Could you filter the records below and return each line that holds "screenshot"?

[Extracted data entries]
■ ■ ■ ■

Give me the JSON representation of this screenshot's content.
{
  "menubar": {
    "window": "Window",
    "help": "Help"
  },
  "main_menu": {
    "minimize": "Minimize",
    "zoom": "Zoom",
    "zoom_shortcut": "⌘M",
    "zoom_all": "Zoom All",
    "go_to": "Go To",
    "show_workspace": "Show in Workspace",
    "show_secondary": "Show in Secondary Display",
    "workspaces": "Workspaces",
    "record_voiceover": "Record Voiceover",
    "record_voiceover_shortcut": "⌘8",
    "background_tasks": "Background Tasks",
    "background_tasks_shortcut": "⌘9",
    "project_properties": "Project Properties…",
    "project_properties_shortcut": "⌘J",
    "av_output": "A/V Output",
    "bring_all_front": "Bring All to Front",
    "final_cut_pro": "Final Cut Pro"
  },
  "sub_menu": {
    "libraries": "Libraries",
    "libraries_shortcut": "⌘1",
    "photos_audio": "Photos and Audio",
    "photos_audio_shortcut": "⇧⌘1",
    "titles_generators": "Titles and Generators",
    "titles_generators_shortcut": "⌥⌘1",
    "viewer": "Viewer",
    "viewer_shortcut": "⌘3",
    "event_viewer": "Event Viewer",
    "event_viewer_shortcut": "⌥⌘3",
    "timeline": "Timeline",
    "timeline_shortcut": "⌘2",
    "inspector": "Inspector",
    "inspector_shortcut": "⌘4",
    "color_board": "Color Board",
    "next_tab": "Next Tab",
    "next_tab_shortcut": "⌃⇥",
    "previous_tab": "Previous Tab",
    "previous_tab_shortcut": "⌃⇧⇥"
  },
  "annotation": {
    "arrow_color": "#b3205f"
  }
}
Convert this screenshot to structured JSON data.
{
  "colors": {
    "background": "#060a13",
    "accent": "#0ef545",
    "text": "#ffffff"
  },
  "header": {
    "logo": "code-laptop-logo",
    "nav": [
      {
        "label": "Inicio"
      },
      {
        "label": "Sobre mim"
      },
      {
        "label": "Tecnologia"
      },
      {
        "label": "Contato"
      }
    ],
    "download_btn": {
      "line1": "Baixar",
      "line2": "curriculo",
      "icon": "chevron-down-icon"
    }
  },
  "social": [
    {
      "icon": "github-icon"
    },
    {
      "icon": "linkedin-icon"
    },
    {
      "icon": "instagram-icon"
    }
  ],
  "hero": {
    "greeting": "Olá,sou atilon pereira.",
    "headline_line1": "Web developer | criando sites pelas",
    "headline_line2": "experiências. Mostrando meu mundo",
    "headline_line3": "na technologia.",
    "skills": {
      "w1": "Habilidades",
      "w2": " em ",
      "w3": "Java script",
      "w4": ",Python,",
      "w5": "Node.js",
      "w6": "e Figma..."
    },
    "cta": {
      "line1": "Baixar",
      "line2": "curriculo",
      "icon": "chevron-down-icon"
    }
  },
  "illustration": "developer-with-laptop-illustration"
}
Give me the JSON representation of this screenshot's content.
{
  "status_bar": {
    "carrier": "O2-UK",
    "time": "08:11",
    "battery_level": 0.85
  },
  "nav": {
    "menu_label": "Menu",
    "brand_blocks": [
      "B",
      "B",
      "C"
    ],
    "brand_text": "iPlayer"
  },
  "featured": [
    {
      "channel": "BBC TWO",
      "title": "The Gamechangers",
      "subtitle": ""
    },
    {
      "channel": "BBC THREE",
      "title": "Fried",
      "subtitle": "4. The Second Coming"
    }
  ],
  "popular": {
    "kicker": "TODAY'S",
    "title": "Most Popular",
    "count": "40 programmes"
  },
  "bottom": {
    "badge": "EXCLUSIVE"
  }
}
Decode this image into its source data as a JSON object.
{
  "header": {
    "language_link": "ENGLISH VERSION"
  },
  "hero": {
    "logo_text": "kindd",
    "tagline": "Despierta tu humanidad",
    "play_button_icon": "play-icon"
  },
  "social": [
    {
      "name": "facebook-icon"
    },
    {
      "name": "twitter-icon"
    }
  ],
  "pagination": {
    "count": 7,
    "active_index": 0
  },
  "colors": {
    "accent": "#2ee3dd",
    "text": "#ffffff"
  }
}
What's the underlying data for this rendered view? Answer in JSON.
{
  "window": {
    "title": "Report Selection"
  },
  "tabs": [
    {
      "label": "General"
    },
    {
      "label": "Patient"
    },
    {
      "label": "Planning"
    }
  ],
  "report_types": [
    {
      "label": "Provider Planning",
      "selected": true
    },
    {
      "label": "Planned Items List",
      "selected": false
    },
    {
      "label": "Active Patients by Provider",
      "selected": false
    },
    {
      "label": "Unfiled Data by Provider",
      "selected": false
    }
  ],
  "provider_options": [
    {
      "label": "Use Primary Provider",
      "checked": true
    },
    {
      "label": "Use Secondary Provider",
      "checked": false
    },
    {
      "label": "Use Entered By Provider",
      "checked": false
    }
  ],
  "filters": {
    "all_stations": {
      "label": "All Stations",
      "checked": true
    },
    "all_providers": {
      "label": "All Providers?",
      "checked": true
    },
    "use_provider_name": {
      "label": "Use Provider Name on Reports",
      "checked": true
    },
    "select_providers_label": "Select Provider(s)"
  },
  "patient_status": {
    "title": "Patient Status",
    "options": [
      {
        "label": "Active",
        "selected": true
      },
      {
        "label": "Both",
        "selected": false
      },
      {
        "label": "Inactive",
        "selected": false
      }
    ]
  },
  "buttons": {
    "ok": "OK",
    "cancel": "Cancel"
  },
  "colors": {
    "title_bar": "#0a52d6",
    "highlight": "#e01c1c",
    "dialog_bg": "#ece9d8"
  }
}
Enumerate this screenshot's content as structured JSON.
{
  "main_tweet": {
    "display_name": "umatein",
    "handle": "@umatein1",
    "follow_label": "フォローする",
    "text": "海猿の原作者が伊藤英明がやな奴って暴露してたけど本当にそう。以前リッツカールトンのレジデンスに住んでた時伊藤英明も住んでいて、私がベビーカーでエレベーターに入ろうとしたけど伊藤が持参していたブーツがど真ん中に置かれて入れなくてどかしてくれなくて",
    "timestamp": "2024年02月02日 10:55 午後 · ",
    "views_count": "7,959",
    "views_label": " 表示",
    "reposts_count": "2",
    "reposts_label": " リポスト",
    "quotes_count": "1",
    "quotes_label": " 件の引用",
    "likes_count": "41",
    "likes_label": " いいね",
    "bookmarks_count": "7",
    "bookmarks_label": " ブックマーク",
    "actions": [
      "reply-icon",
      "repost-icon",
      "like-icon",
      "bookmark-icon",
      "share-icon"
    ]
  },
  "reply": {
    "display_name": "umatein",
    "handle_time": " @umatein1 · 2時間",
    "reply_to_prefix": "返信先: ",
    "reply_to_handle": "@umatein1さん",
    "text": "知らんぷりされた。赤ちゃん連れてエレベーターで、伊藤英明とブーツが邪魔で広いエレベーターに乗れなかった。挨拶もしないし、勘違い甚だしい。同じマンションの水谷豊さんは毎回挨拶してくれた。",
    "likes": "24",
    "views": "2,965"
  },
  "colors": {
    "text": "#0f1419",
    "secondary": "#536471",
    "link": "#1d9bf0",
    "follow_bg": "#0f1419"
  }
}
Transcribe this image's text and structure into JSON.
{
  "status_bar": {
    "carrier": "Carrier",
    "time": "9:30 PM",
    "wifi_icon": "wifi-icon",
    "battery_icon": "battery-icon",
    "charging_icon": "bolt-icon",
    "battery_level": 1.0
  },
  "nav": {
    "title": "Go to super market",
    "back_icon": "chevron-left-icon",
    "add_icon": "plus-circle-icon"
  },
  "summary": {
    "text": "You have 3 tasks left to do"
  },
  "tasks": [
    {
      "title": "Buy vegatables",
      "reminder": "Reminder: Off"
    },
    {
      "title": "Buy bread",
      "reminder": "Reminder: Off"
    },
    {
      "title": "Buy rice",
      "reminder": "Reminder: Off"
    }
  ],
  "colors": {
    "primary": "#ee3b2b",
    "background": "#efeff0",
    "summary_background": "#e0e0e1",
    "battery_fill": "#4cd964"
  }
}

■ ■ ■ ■

*Worked solution*.
Give me the JSON representation of this screenshot's content.
Convert this screenshot to structured JSON data.
Give me the JSON representation of this screenshot's content.
Enumerate this screenshot's content as structured JSON.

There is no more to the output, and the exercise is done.